In their recently published work [1], HASEL members Dhanushka Jayasuriya, Valerio Terragni and Kelly Blincoe, together with Jens Dietrich from the School of Engineering and Computer Science at Victoria University of Wellington and Samuel Ou a research assistant at University of Auckland, studied how open-source software repositories maintain their dependencies and examined the impact of breaking changes on the client projects. Breaking changes can be divided into two categories: syntactic and semantic (or behavioral) breaking changes. For this analysis, we focused only on syntactic breaking changes (those that cause compilation or linkage errors).

We performed our analysis using open-source Java projects built with Maven.
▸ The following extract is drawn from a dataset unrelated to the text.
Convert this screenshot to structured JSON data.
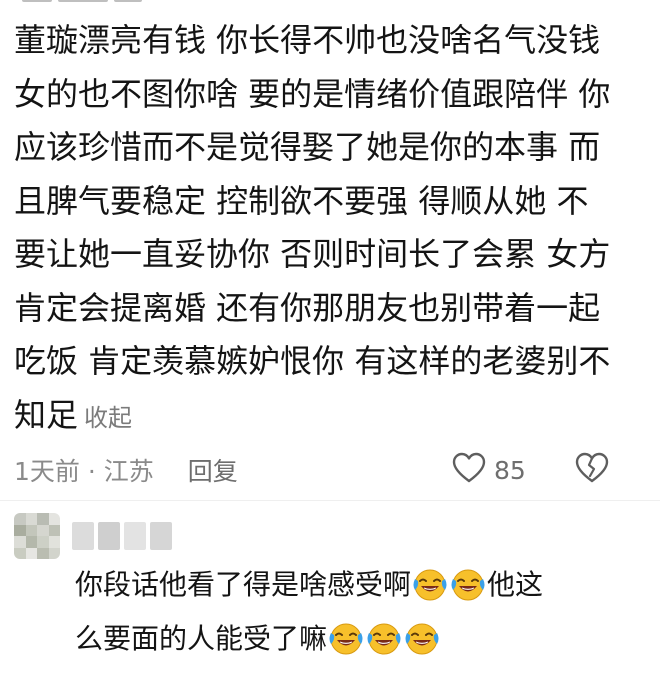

Our results indicated that 71.60% of the dependencies used in these open-source projects were not kept up-to-date and these outdated dependencies were distributed among 43.79% of the client projects.

To identify the impact of syntactic breaking changes on client projects, we updated these outdated dependencies and attempted to compile the projects. 11.58% of the dependency updates resulted in compilation errors indicating that the dependency update contained a breaking change that impacts the client project. For the next steps, we conducted a manual analysis to detect the most common change in the library that contributed to these syntactic breaking changes. Our results showed that changes in transitive dependencies was the leading cause for the syntactic breaking changes. The top two changes in a library that introduce syntactic BCs are changing the result type of a method in a class and deleting an API package. Moreover, we observed that nearly half of these syntactic breaking changes violated the semantic versioning principle by introducing breaking changes in non-major updates.

Interested in learning more about our study? Find more about the study at The replication package of the study is available at

[1] Dhanushka Jayasuriya, Valerio Terragni, Jens Dietrich, Samuel Ou, and Kelly Blincoe. 2023. Understanding Breaking Changes in the Wild. In ACM SIGSOFT International Symposium on Software Testing and Analysis (ISSTA). In press.